The first building Jason Cohen bought in Pittsburgh wasn’t particularly luxurious – but to Jason, it had potential. He knew that he could refurbish and turn a profit on it if he sank funds into a remodel, but he had neither the time nor skills to complete the repairs it required by himself. Cohen needed a contractor he could trust to do the job well on-schedule, and within the tight budget that he could afford.

However, the hiring process wasn’t as simple as finding and signing the cheapest contractor to come along; Jason knew that many homeowners in his position fall into contracting traps when they entrust the remodel of their property to underqualified or shady contractors. Luckily, Cohen found a competent and fair contractor to work with, and that initial project went well. With over a decade of experience under his belt, Cohen continues to hire contractors in

Pittsburgh and elsewhere to improve his properties – and watches for the same red flags that he steered clear of in his early years. Those warning signs are listed below.

Can’t provide proof of permits and insurance

Never work with a contractor who can’t show you their permits, licenses, and insurance papers. Each state has different regulations regarding the licenses contractors should have before beginning work on a project; make sure your applicants meet all of the proper requirements before you hire!

Asks to work without a contract.

If they don’t sign a contract, they don’t get the job. Never trust a contractor who offers to take on the remodel with only an informal verbal agreement; without the proper documentation, they can exit the job at any time and leave you with no money and a half-finished project. For advice on what to put in a contract, check out HomeLogic’s post on Contract Basics.

Offers to work at an unreasonably low rate.

Don’t trust a lowball offer, especially if the contractor asks to be paid upfront or in cash. Some shady operators will lead with a low initial cost, then demand more money from the homeowner later, citing a budgetary miscalculation. Don’t be fooled by contractor scams – go with someone who offers quality work at a reasonable price.

Lacks the proper equipment.

Avoid hacks!
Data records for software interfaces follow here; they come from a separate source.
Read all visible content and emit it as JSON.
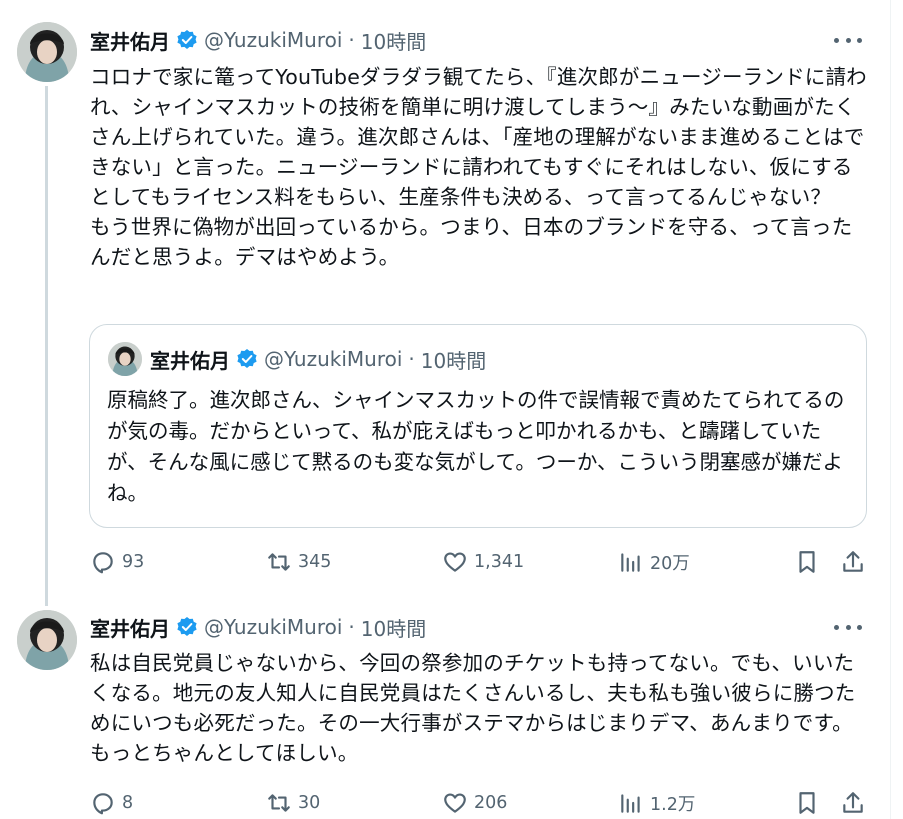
{
  "tweets": [
    {
      "name": "室井佑月",
      "handle": "@YuzukiMuroi",
      "separator": "·",
      "time": "10時間",
      "text": "コロナで家に篭ってYouTubeダラダラ観てたら、『進次郎がニュージーランドに請われ、シャインマスカットの技術を簡単に明け渡してしまう〜』みたいな動画がたくさん上げられていた。違う。進次郎さんは、「産地の理解がないまま進めることはできない」と言った。ニュージーランドに請われてもすぐにそれはしない、仮にするとしてもライセンス料をもらい、生産条件も決める、って言ってるんじゃない？　もう世界に偽物が出回っているから。つまり、日本のブランドを守る、って言ったんだと思うよ。デマはやめよう。",
      "quote": {
        "name": "室井佑月",
        "handle": "@YuzukiMuroi",
        "separator": "·",
        "time": "10時間",
        "text": "原稿終了。進次郎さん、シャインマスカットの件で誤情報で責めたてられてるのが気の毒。だからといって、私が庇えばもっと叩かれるかも、と躊躇していたが、そんな風に感じて黙るのも変な気がして。つーか、こういう閉塞感が嫌だよね。"
      },
      "stats": {
        "replies": "93",
        "retweets": "345",
        "likes": "1,341",
        "views": "20万"
      }
    },
    {
      "name": "室井佑月",
      "handle": "@YuzukiMuroi",
      "separator": "·",
      "time": "10時間",
      "text": "私は自民党員じゃないから、今回の祭参加のチケットも持ってない。でも、いいたくなる。地元の友人知人に自民党員はたくさんいるし、夫も私も強い彼らに勝つためにいつも必死だった。その一大行事がステマからはじまりデマ、あんまりです。もっとちゃんとしてほしい。",
      "stats": {
        "replies": "8",
        "retweets": "30",
        "likes": "206",
        "views": "1.2万"
      }
    }
  ],
  "colors": {
    "text": "#0f1419",
    "secondary": "#536471",
    "verified": "#1d9bf0",
    "border": "#cfd9de"
  },
  "icons": [
    "verified-badge-icon",
    "more-icon",
    "reply-icon",
    "retweet-icon",
    "like-icon",
    "views-icon",
    "bookmark-icon",
    "share-icon"
  ]
}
Make sure that your applicants have the proper equipment to complete the job at hand. A lack of necessary equipment indicates a lack of experience and skill, and hiring an under-qualified contractor will cost you in time and money. If you’re unsure of a contractor’s competency, reach out to their references! They might provide you with insight into the types of jobs that your applicant has worked before, and whether the contractor is right for your project.   

Acts standoffish or disrespectful

Your remodel is important to you, and any contractor should be aware of its value. Find someone that you can work well with; someone you trust to listen to what you need from the project. Odds are, you’ll be working with this person for weeks or months – so don’t go with someone who brushes away your concerns, skips meetings, or acts rudely!

*Originally posted on JasonCohenPittsburgh.com